Credit Card payments for interpretive fees.
Beginning September 9, due to the federal government's fiscal year close out, only cash or check payments can be accepted for fees at the Boott Mills, canal boat tours, and for Interagency Passes. Credit cards will be accepted again on October 1, 2014. More »
Lowell NHP Superintendents Compendium update.
The Superintendents Compendium has been updated in regard to the use of unmanned aircraft in national park areas. More »
What's New About the Past: Lincoln comes to Lowell
What’s New About the Past: Did you know that Lincoln visited Lowell?
Lowell, MA. Lowell National Historical Park announces the installation of an interpretive panel at the Park Visitor Center celebrating the 200th Birthday of our sixteenth President, Abraham Lincoln. Included in the panel is the story of Lincoln’s 1848 campaign trip to Massachusetts and his one and only brief visit to Lowell that September.
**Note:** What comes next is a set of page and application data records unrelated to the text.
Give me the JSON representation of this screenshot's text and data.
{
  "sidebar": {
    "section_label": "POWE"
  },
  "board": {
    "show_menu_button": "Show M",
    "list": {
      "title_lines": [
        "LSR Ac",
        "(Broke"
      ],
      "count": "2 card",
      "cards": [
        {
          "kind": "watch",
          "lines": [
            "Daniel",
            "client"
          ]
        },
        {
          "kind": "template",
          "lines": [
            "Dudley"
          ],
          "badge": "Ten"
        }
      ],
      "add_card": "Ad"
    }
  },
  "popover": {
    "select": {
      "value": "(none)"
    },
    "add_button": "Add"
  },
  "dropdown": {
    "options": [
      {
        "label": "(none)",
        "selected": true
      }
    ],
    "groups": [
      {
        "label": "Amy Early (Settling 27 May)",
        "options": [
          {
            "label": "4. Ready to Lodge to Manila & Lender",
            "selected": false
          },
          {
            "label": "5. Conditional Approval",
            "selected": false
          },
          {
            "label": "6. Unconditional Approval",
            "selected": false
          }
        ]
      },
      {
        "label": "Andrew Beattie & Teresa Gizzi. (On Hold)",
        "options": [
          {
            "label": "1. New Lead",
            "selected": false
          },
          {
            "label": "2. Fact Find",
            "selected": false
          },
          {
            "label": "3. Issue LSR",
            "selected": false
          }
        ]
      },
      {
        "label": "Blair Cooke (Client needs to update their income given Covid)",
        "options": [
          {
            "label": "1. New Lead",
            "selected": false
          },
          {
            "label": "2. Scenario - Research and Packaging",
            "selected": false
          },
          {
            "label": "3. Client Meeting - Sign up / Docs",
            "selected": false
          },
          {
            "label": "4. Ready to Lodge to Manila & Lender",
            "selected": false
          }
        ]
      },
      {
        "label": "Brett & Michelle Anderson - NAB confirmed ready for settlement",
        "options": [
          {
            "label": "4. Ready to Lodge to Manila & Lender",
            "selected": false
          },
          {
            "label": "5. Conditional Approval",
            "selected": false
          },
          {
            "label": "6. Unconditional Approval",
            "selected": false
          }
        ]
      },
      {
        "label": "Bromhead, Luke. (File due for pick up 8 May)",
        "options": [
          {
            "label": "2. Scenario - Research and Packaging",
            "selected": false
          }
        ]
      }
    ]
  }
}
When Lincoln arrived on the 16th he was a relatively unknown, one term, lame duck Congressman stumping for the slave owning candidate Zachary Taylor. Lincoln presented his stump speech to a full house at Lowell’s Old City Hall, now known as the Enterprise Bank Building on Merrimack Street. Speculation surrounds where he may have spent the night and one theory is revealed based on exhaustive research.
Three original artifacts and a reproduction are on display including an original copy of the Leonard life mask cast of Lincoln in 1860.
What’s New About the Past is a rotating exhibit panel designed to provide unique aspects of Lowell history and to explore the related sites associated with the research. The current panel, “Did you know that Lincoln visited Lowell?”, reveals sites associated with his 1848 visit which include Old City Hall, (a building owned by the National Park Service) and the Kirk Street Neighborhood.
For more information, please contact Phil Lupsiewicz at Lowell National Historical Park at (978) 275-1705.
Did You Know?
There are 5.6 miles of canals at Lowell National Historical Park. The canals channeled the Merrimack River's 32 foot drop to Lowell's mills providing power for the mill machinery.